Q: My wife and I recently paid off our car. Should I take the monthly payment that I used to use for the car and put it in our money market savings account or bump up my 401(k) contribution to the maximum $15,500? I’m hesitant to do the latter in this shaky economy, but I know it’s better to buy stocks when they are low and save for a long time. I’m 28 years old and have been contributing to my 401(k) for over three years now.
–Sam Berkes, Peoria Heights, Illinois
A: Before I answered Sam’s question I had a few of my own. So I e-mailed them to him. Here’s what I asked:
- Do you have any credit card debt?
- Do you have any student loan debt?
- Do you have three to six months living expenses saved up?
- Do you have any kids and, if so, do you have a college savings account for them?
Sam answered the following:
“No credit card debt. We pay them off every month.”
Student loan debt: “I have $13,600 left to pay off ($126 payment per month). My wife has around $7,000 (about $70 payment per month).”
“We have a three-month expense fund saved up, and the $300 I used to pay for the car every month now goes into the savings account instead.”
They don’t have any children.
“So the root of the question, I guess, should have been what do I do with that extra $300? It’s a problem I like having, but I don’t have any direction,” Sam said.
Now, with more information, I can answer his question better.
My advice: Aggressively pay down the student loan debt.
You see, Sam and his wife are doing a great job handling their finances. They have the major bases covered. They don’t carry month-to-money credit card debt. They have an emergency fund. He—and I suspect his wife—is saving well for his retirement and at an early stage in his career.
So, next, is to get rid of that pet rock, i.e. the student loan debt.
It never ceases to amaze me how people think nothing of keeping this debt around for years. I don’t care if the debt is at zero percent interest, it’s still bondage.
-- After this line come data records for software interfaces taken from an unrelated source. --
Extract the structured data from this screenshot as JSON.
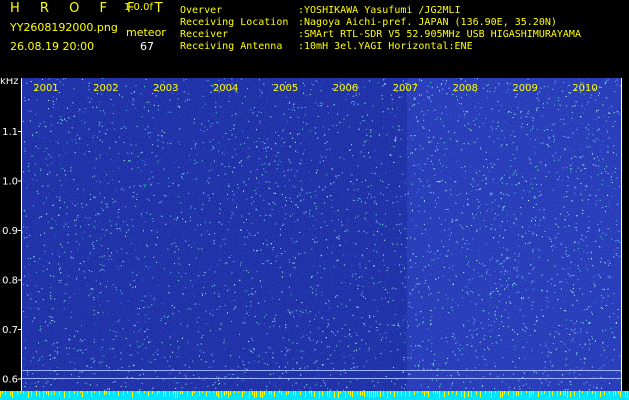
{
  "header": {
    "app_title": "H R O F F T",
    "app_version": "1.0.0f",
    "file_name": "YY2608192000.png",
    "meteor_label": "meteor",
    "date_time": "26.08.19 20:00",
    "meteor_count": "67",
    "info": [
      {
        "label": "Overver",
        "value": ":YOSHIKAWA Yasufumi /JG2MLI"
      },
      {
        "label": "Receiving Location",
        "value": ":Nagoya Aichi-pref. JAPAN (136.90E, 35.20N)"
      },
      {
        "label": "Receiver",
        "value": ":SMArt RTL-SDR V5 52.905MHz USB HIGASHIMURAYAMA"
      },
      {
        "label": "Receiving Antenna",
        "value": ":10mH 3el.YAGI Horizontal:ENE"
      }
    ]
  },
  "axis": {
    "unit": "kHz",
    "y_ticks": [
      "1.1",
      "1.0",
      "0.9",
      "0.8",
      "0.7",
      "0.6"
    ],
    "y_values": [
      1.1,
      1.0,
      0.9,
      0.8,
      0.7,
      0.6
    ],
    "columns": [
      "2001",
      "2002",
      "2003",
      "2004",
      "2005",
      "2006",
      "2007",
      "2008",
      "2009",
      "2010"
    ]
  },
  "colors": {
    "background": "#000000",
    "header_yellow": "#ffff00",
    "header_white": "#ffffff",
    "spectrum_base": "#1c2ea8",
    "spectrum_noise": "#0b1466",
    "speckle": "#7fd8ff",
    "bottom_band": "#00e5ff",
    "bottom_ticks": "#ffff00"
  }
}
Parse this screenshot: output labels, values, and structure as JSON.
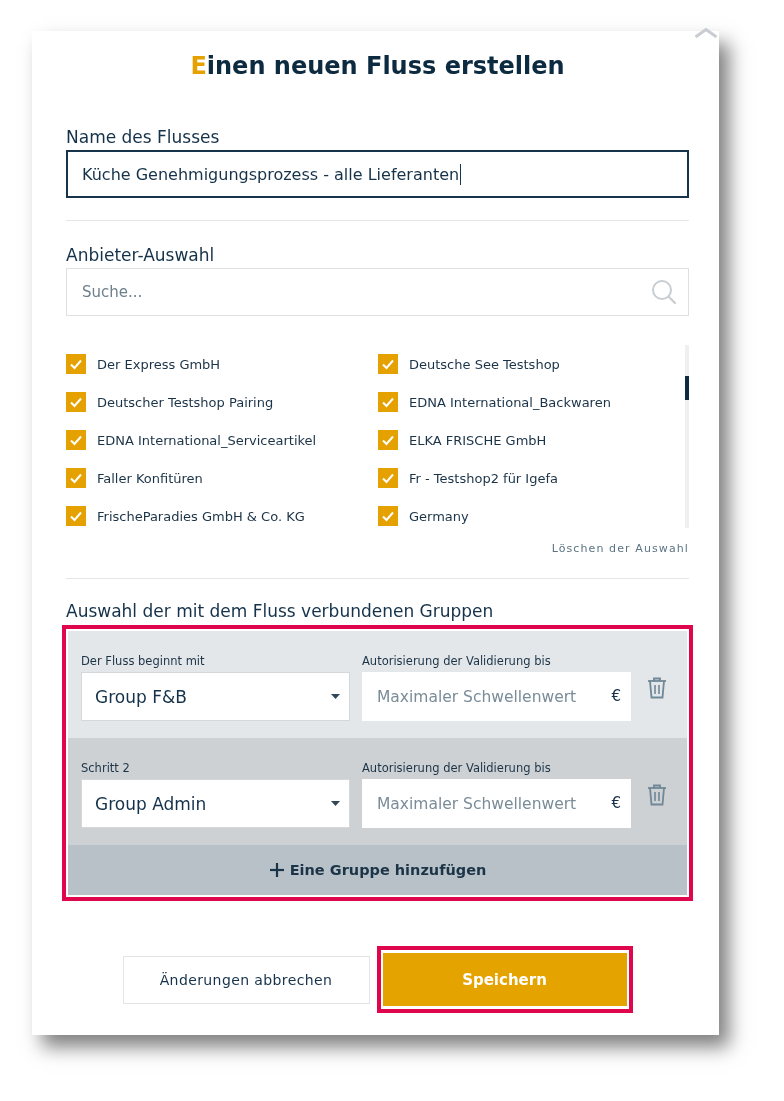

Just consider, together, they have $20,600 in student loan debt. Why not treat that debt like a car loan and get rid of it just as fast?
I suggest Sam (and you) use the “What Is the Impact of Making Extra Payments on My Debt?” calculator on this site.
By using the calculator, you can find out how much you’ll save by making extra payments. In Sam’s case, that can be thousands of dollars.
So, I would take the extra $300 and pay off the student loans early. In this economy, the less debt you have (coupled with ample savings) the better off you are.